■ What is expected
With the entries below as the source, tally the lines that contain the string "Export" and give the number only.

══════

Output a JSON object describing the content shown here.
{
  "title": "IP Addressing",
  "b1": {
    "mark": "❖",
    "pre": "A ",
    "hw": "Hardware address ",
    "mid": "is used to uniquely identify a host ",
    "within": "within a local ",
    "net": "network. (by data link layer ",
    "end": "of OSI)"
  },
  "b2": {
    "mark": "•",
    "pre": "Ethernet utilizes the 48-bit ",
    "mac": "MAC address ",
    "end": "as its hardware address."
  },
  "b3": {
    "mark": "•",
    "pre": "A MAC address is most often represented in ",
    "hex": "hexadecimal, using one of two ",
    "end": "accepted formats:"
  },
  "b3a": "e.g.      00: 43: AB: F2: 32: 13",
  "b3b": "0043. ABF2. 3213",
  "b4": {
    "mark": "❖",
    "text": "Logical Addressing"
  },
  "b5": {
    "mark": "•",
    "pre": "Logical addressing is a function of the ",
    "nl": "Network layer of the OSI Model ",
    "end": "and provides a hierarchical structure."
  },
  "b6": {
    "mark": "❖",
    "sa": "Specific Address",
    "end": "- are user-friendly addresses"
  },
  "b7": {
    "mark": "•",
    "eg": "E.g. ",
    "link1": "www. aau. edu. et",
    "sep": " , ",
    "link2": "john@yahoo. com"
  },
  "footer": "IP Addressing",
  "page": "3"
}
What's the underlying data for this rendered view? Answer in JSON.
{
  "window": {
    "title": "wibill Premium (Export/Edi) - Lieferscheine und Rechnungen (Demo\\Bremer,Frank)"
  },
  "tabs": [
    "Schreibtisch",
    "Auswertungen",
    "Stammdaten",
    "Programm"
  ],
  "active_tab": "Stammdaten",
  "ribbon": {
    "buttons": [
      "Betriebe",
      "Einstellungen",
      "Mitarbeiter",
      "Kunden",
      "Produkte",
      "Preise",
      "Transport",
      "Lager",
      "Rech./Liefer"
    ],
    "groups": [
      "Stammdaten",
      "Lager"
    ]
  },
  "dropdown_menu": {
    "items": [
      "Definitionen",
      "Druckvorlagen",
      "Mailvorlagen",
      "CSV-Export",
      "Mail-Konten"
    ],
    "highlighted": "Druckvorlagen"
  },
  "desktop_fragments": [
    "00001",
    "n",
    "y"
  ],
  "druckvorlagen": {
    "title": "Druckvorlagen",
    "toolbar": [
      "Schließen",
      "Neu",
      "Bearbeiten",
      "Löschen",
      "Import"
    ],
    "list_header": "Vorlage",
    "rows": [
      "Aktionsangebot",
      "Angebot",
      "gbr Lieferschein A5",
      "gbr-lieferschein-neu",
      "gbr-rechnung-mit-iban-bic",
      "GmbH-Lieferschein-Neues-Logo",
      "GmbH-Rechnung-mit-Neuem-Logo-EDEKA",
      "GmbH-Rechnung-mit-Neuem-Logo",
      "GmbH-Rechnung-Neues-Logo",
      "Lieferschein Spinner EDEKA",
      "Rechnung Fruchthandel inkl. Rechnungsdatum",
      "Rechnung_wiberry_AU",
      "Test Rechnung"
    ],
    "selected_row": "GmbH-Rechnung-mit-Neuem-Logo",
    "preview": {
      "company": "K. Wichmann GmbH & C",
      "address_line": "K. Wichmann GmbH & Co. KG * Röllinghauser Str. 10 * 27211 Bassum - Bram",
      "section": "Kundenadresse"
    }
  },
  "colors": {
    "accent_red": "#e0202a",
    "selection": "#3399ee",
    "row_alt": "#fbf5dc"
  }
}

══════

■ Response to this exercise
2